Your business is growing. Your employees have the PCs and software that they need to do their jobs in the most effective way possible. Now it's time to grasp the added benefit of working together. You can leap ahead in efficiency and productivity by linking your PCs in a computer network. As your PCs work together more efficiently, you gain a new advantage. With computer networking, you can share files and documents, quickly schedule meetings, and manage group projects. With a network, you can also send and receive electronic mail. You can reduce the time spent in meetings and traveling between your offices, suppliers, and customers.

Networking also offers you the added savings and security that come with greater control of your resources. A network makes the most of expensive printers and peripherals by sharing them and controlling who has access to them. You can manage all security and data access from a central point. But what is the best strategy for your business? What kind of network best meets your needs? This guide helps you pick between peer-to-peer and client/server networks and shows you how to make the transition to a time-and money-saving network system.


The Difference Between Peer-to-Peer and Client/Server

There are basically two types of computer networks: peer-to-peer and client/server. Each type offers its own unique advantages. The most basic network—and a good networking solution for companies with fewer than five computers—is a peer-to-peer network. In this network, PCs are connected to each other with cables and a peer-to-peer operating system. For example, Microsoft Windows 98/XP has built-in  peer-to-peer networking.  A peer-to-peer network is a low-cost entry into simple networking and lets employees share files and peripherals, such as printers and CD-ROM drives, as well as send e-mail within the company.

A client/server network, on the other hand, has the power to bring you many more benefits. This option is especially valuable if you have already invested in multiple platforms (such as UNIX or Macintosh) or if you have more than five PCs. In the client/server network, "clients"—standard desktop PCs—are connected to a "server"—a more powerful PC that "serves up" data, devices, and software applications to clients. There are different levels of client/server network operating systems, as well. Some only support file and printer sharing, while others specialize in running software applications. A multipurpose client/server network operating system, such as Microsoft Windows NT operating system, can provide everything you need in a network.

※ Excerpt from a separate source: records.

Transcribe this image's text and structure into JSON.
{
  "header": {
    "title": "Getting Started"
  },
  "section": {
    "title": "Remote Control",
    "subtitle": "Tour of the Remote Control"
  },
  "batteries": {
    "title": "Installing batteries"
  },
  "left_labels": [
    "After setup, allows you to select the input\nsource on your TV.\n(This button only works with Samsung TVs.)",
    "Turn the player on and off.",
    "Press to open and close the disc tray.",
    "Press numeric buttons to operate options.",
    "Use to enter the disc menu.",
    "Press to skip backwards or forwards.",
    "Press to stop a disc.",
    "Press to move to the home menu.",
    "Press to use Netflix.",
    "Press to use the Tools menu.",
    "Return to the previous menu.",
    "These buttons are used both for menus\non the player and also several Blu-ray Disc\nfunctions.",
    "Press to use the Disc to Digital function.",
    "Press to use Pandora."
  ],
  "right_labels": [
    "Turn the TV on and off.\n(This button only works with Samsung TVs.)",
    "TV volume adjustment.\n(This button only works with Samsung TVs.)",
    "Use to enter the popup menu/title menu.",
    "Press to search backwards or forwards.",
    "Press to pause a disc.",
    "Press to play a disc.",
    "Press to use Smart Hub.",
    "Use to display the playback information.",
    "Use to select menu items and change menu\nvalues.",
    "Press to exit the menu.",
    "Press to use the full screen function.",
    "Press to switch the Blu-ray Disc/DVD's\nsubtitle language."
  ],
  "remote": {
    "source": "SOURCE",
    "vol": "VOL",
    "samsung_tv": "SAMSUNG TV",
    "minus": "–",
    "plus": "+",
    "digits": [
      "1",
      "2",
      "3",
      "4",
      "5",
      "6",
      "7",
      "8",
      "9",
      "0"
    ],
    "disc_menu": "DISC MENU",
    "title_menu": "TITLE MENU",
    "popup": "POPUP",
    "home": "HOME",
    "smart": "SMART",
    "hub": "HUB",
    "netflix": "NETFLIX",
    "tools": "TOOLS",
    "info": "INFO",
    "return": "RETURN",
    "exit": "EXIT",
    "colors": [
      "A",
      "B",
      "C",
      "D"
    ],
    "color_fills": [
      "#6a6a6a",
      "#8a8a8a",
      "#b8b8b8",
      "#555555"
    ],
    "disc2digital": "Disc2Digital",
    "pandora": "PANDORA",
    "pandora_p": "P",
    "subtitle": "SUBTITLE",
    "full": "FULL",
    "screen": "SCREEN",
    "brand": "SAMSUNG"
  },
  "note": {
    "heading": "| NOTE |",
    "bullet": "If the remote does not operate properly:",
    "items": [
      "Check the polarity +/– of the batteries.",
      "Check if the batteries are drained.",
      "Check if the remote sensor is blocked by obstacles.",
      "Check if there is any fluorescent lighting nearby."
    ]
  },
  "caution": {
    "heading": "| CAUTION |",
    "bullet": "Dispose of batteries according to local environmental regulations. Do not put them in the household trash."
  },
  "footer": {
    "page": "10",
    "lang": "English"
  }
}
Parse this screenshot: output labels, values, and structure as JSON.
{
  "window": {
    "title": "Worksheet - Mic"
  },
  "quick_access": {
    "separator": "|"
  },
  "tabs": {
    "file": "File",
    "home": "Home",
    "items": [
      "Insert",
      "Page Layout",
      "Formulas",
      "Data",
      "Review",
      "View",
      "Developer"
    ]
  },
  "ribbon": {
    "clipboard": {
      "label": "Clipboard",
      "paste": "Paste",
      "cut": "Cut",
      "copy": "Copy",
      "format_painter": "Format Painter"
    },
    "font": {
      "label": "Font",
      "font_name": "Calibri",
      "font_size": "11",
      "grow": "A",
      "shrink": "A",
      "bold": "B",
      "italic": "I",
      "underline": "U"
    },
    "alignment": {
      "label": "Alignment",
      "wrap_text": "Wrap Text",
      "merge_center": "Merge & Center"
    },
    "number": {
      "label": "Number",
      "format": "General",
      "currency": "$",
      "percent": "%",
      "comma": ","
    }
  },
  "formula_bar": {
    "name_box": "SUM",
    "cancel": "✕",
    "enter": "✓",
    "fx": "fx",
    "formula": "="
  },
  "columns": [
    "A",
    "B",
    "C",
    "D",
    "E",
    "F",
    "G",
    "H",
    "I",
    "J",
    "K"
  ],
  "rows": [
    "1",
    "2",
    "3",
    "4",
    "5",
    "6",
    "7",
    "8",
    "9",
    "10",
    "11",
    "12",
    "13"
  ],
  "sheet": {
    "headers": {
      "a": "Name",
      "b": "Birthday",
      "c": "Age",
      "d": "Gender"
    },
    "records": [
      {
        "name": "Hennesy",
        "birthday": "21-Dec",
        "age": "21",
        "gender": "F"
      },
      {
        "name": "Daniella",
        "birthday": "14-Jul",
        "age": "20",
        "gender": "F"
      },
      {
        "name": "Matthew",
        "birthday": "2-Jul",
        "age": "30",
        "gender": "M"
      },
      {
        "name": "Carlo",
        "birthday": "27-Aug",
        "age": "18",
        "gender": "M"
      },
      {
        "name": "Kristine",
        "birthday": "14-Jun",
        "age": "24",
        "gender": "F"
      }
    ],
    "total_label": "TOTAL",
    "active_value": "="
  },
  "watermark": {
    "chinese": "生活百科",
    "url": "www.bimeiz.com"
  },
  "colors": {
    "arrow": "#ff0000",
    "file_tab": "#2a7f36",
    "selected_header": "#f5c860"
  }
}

Easy and Inexpensive Peer-to-Peer Networking

Peer-to-peer networking offers a quick and easy way to tie all your resources and people together. Employees can access information from and share it directly with others in the network. A peer-to-peer network can be set up for a very modest investment. All you need are network cards, cables, and Microsoft Windows 98 or higher, which has a built-in peer-to-peer network operating system. You can use peer-to-peer networking to keep your staff fully informed of your daily schedule by allowing them to access and view your business calendar as a shared file on your system. Then you can forget the hassle of leaving notes about where you can be reached and when you'll return. Employees can easily share files and file folders (directories) in a peer-to-peer network. With a couple of mouse clicks, they can easily let one or more colleagues access files on their computer's hard disk, so there's no more trading back and forth of disks, and files are always available—even if the employee is out to lunch.

To give your customers royal treatment, you can make your customer database available on the network. This way, any employee taking a call can quickly pull up a customer profile for information and changes. Customers spend less time on hold, and don't get that bounced-around feeling when they have to be transferred. The employee who answers the call can ask them how their last purchase is doing, giving the customer personalized attention. Customers are more satisfied, and your employees get more work done in less time.


Powerful and Flexible Client/Server Networking

As you add people, computers, and other resources, a client/ server network can give you the increased performance you need. In a client/server network, clients are connected by cable to a centralized server. The server provides centralized security, backup, and recovery capability and controls access to sensitive files and expensive peripherals (such as color printers and modems). A dedicated server improves data integrity, because the most current version of a document will be saved in one location. This type of network requires a network operating system, such as Microsoft Windows NT Server.  With client/server networking, you can manage all security and data access from a central point. You can set passwords with different security levels for different files, set access times, and define access permissions and limitations to confidential data such as payroll and contracts.

Client/server networking gives you the resources to host and administer your own Web site on your server. New software now makes it easy for you to create Web pages and manage a Web site. Then, all you need to do is establish a domain name (Web address) and connect to an Internet service provider (ISP).

A server should support a wide variety of clients—such as Macintosh, Windows 98, and Windows NT—and communicate with other systems—such as NetWare and UNIX—using multiple network protocols.


Checklist for Choosing Network Software

Consider these factors to determine which network solution is right for your business. You may choose to set up a peer-to-peer network now and move up to a client  server network later. Windows NT Server fits right in with existing networks. That means you can move from peer-to-peer to client/server networking without losing your original investment.
Peer-To-Peer Networking Client/Server Networking
Fewer than 5 computers More than 5 computers
Work within the office Remote access: Work from a remote location
Single platform (Windows 98 or higher) Multiple platforms or systems
Integrated applications Multiple vendors / software
Basic security and access Added security